https://footprinthero.com/peak-sun-hours-calculator 5.72 hours on a 700 watt panel laying flat on the ground will give you exactly 4kwh of solar power per day. That would be 40 miles at 100 wh/mi. At Carlsbad California in July you would average 6.93 peak solar hours per day for 48.5 solar miles of range. In December you would only average 3 hours for 21 miles. You would average 5.3 hours for the year for 37.1 miles per day, or 1,354.15 kwh for the year and 13,541 miles of solar range per year. Of course the solar panels on the Aptera aren't flat but at different angles. So some would be more efficient or less depending on the angle, and which cardinal direction you park the car.

The National average cost per kwh of residential electricity is 18 cents, and 30 cents in California. The total 700 watts of solar on the car would save you $245 a year on grid electricity at the national average, or $409 a year in California from solar charging.

The $300 111.6 watt solar hood cost $2.68 per watt. The $600 305.04 watt hatch costs $1.96 per watt.

The $900 hood and hatch solar package saves $148 a year in electricity at the national average, or $247 a year in California. The break even cost at the national average is 6 years, in California you would break even at just 3.6 years. After you reach the break even period, the solar would be generating cost savings for you every year, year after year. Not everything is about is about payback cost though. Just like you don't expect a car to pay for itself, or how you buy things for aesthetic reasons. You don't have to buy the solar package. But if you did it has other benefits like off grid charging where you can't plug in, camping, and reduced co2 emissions from charging, and improved range when driving.

The following is the average peak daily amount of solar energy per day. The different solar panels are adjusted for angle and cardinal direction when parked. This gives you a rough idea of what you could expect, and you can use your own fudge factor to lower it 10-20% or however clouds your conditions are, and how much shade your parking spot gets. You can use the link above to find out the peak solar hours for your area.

Aptera system efficiency:

How efficient is the Aptera if you factor in solar?

Motormatchup estimates the 41kwh fwd Aptera gets 103wh/mi at 60 mph with 200lbs extra weight, 0.25kw accesory drain, 70 degrees F, and 500 feet above sea level

https://www.motormatchup.com/efficie...1978846a96b74e . At 60mph The Aptera would gain 4.7 wh/mi from base solar. Thats 4.7 wh every minute, every mile. The base solar aptera has 282 watts of solar, so your net efficiency becomes 98.28 wh/mi. The 41 kwh pack then has an effective range of 417 miles, gaining 19 miles from solar. It would take 6.95 driving hours between charging.

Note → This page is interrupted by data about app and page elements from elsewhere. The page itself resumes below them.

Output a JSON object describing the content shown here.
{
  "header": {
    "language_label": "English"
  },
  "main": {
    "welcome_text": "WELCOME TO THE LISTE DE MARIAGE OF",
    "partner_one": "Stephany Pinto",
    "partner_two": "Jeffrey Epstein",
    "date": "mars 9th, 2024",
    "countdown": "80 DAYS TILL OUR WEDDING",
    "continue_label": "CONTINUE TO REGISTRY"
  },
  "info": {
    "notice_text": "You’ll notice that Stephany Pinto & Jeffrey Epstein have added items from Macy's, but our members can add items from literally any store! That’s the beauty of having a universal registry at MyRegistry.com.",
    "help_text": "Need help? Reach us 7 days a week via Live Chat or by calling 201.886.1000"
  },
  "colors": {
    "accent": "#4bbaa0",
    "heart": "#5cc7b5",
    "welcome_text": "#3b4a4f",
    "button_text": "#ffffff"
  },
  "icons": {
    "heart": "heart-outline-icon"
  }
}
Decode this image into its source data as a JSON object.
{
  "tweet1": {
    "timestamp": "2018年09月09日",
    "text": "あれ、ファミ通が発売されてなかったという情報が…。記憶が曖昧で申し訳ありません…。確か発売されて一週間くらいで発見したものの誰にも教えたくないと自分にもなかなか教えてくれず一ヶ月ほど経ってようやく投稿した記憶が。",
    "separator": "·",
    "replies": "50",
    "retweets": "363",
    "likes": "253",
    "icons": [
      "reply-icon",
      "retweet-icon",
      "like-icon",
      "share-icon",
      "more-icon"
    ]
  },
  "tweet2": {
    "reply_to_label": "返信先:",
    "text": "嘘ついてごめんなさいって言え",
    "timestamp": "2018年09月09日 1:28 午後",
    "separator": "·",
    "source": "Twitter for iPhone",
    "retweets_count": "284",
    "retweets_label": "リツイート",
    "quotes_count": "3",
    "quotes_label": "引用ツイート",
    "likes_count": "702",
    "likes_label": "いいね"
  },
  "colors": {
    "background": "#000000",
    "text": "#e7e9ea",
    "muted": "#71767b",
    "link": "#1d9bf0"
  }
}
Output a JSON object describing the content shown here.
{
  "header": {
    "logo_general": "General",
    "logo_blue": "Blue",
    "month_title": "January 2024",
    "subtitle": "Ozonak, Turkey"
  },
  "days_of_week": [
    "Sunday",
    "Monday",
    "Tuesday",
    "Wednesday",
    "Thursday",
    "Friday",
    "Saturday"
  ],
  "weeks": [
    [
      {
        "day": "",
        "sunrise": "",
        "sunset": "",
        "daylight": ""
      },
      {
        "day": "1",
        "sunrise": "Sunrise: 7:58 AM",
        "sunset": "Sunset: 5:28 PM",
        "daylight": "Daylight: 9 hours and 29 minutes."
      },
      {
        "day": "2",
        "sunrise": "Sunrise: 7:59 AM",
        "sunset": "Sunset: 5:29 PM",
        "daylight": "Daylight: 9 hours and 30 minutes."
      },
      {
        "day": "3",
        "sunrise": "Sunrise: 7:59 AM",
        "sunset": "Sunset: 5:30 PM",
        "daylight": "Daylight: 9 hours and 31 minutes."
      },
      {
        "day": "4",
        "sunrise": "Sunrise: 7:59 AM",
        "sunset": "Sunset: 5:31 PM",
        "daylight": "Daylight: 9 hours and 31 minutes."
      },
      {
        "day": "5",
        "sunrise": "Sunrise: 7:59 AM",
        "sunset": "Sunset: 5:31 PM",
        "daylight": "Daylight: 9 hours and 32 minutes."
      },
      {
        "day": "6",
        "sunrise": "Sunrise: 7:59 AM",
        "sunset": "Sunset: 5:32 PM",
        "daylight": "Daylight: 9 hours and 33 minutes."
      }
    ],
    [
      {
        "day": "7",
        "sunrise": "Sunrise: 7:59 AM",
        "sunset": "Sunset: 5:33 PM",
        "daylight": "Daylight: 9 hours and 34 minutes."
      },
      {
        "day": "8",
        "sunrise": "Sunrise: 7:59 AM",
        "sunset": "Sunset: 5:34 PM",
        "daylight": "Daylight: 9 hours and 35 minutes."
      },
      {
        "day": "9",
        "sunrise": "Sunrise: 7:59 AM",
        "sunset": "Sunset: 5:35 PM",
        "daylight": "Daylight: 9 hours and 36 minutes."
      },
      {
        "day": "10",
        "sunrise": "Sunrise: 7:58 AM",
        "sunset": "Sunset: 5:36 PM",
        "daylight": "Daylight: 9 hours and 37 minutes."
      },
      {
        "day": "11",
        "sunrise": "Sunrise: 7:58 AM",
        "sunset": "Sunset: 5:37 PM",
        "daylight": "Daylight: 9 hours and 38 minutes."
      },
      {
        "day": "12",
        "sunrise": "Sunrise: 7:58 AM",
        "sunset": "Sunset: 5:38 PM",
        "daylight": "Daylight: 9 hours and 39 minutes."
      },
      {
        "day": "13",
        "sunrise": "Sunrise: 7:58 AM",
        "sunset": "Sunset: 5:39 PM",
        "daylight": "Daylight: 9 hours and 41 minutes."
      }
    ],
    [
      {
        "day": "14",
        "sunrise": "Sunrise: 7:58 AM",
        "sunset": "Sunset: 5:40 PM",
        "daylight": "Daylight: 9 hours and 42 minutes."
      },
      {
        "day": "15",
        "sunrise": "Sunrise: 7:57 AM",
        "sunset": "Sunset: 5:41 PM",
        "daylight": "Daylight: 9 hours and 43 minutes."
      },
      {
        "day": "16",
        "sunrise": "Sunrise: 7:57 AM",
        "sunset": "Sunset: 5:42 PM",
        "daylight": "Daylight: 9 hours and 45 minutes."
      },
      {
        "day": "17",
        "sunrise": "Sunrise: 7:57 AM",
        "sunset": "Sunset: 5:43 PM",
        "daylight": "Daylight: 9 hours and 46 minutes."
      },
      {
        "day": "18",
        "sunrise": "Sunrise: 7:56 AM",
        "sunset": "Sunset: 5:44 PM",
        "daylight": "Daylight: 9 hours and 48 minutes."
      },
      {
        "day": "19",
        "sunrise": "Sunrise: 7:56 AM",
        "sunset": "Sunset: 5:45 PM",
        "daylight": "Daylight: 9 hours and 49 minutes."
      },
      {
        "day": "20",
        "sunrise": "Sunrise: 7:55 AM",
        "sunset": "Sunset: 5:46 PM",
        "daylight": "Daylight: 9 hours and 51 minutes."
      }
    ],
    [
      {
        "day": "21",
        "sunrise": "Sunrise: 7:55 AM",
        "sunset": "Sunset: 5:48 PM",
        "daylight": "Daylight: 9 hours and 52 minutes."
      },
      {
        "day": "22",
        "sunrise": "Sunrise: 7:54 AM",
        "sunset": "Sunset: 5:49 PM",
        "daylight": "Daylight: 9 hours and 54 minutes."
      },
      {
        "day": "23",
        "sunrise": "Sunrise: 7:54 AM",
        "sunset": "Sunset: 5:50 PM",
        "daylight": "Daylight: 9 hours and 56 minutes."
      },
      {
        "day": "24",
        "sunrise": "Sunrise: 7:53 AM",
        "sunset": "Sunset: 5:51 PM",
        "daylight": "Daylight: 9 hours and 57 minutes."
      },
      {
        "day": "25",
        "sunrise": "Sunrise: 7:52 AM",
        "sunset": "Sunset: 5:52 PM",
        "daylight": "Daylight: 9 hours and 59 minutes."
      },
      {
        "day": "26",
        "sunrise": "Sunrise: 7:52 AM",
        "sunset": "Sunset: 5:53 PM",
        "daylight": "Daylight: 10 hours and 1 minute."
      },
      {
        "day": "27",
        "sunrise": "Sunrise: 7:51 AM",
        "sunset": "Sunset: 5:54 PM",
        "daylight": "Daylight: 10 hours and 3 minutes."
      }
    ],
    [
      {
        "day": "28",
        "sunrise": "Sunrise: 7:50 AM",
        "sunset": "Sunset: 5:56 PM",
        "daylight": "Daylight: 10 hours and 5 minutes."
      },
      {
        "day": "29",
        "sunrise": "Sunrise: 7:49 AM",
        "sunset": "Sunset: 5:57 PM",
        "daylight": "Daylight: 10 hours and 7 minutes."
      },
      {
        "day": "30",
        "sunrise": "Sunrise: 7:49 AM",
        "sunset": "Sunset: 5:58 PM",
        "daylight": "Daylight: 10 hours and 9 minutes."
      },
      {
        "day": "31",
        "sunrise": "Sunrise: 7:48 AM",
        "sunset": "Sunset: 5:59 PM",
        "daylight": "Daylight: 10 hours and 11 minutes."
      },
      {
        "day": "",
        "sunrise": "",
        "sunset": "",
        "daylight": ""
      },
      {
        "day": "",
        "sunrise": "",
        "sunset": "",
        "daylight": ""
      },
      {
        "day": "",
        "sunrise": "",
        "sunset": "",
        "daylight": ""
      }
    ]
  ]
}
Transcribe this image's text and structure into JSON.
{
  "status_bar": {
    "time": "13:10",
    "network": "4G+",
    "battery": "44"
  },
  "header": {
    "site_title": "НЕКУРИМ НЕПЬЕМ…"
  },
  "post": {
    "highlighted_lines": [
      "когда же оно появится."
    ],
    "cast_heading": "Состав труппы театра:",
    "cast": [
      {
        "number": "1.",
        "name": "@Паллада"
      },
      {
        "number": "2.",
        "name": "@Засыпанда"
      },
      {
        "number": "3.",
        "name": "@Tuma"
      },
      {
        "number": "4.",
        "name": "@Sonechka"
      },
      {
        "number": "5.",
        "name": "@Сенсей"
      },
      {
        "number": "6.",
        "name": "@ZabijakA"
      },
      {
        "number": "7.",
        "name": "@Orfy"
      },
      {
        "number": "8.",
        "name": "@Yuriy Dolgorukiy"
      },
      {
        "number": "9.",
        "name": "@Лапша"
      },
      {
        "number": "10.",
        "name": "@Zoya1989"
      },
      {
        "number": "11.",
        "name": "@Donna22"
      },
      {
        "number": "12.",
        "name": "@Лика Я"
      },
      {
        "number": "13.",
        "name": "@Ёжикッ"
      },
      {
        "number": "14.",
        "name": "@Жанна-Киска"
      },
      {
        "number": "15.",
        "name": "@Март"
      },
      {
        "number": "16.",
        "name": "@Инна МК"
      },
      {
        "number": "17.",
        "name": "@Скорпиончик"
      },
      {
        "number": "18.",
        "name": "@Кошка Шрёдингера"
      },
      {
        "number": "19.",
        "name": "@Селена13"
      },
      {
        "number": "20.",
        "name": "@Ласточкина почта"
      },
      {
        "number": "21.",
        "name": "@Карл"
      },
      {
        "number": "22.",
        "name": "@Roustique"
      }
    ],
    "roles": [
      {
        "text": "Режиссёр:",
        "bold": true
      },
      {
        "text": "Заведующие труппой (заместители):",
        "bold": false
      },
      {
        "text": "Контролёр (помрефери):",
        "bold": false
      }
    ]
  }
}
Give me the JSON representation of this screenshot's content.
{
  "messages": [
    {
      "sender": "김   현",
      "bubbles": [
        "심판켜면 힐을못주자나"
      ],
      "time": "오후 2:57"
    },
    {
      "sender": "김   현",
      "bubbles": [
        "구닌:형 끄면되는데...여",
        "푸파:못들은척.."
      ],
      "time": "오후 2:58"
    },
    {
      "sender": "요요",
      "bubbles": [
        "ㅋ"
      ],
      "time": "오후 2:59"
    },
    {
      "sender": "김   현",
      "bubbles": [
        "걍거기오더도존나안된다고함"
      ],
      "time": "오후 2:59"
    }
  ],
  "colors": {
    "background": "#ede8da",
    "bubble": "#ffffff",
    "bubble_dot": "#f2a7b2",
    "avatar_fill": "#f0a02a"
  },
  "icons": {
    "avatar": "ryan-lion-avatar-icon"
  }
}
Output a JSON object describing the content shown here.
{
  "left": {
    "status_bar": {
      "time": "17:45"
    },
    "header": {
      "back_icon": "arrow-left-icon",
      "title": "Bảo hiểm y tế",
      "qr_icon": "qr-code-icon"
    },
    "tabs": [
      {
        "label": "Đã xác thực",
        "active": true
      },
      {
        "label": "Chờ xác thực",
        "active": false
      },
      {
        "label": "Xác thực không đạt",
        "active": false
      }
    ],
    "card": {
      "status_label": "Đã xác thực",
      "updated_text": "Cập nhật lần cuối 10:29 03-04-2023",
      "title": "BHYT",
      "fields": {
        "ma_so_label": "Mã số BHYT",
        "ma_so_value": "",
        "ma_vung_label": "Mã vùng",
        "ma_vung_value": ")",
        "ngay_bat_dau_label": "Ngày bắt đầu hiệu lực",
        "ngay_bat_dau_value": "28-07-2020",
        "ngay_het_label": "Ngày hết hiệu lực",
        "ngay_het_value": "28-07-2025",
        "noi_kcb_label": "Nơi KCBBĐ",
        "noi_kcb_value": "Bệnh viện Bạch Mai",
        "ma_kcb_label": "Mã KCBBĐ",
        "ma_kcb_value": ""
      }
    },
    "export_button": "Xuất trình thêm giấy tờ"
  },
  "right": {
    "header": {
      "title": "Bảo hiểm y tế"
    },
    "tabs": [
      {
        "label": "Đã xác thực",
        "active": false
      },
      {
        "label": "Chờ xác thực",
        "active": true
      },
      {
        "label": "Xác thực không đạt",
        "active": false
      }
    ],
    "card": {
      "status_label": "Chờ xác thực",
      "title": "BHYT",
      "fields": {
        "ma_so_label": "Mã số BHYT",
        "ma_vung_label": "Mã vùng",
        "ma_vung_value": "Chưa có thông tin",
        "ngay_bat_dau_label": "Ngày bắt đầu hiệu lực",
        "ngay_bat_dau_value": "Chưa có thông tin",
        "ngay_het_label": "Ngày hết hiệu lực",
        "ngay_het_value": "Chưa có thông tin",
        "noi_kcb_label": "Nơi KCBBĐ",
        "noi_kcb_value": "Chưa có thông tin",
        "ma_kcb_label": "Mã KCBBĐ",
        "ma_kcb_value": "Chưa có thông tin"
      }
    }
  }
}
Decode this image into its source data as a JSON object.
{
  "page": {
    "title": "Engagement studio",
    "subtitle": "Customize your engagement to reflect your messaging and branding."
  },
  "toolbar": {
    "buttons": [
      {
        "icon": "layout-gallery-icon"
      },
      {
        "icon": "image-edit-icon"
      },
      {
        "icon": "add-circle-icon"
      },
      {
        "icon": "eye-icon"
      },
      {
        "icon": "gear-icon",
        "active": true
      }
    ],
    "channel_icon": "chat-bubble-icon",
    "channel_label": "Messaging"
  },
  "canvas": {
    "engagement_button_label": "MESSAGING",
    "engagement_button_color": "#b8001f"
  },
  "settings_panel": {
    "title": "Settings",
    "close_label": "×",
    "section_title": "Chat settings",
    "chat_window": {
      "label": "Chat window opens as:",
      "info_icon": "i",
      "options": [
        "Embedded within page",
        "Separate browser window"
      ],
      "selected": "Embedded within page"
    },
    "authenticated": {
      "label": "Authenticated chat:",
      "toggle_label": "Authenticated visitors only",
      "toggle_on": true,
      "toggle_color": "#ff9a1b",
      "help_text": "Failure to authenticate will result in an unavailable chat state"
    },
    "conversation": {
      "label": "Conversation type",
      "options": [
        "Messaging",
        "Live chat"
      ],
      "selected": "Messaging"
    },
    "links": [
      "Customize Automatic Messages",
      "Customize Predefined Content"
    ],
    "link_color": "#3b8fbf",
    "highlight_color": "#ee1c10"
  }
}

At 60mph with full solar you gain 11.6 wh/mi from solar. Your net efficiency becomes 91.3 wh/mi, your effective range becomes 448 miles, for an added 50 miles of range from solar. That would be 7.46 hours of driving time.

At 65mph it would use 114 wh/mi. Full solar would make it net 103.23 wh/mi, gaining 10.76 wh a mile. Range would be 397 miles at 41 kwh. Gaining 37 miles of range. That would be 6.1 hours of driving.

At 70mph it would use 126 wh/mi. Full solar would make it 116 wh/mi, gaining 10 wh/mi. Range would be 353 miles at 41 kwh. Gaining 28 miles of range. That would be 5.04 hours of driving.

Note: These efficiency figures are for driving during peak sun hours. If you are driving longer than the peak solar hours available in a single day, then the maximum added range per day will be limited to the total hours of useful solar in that day.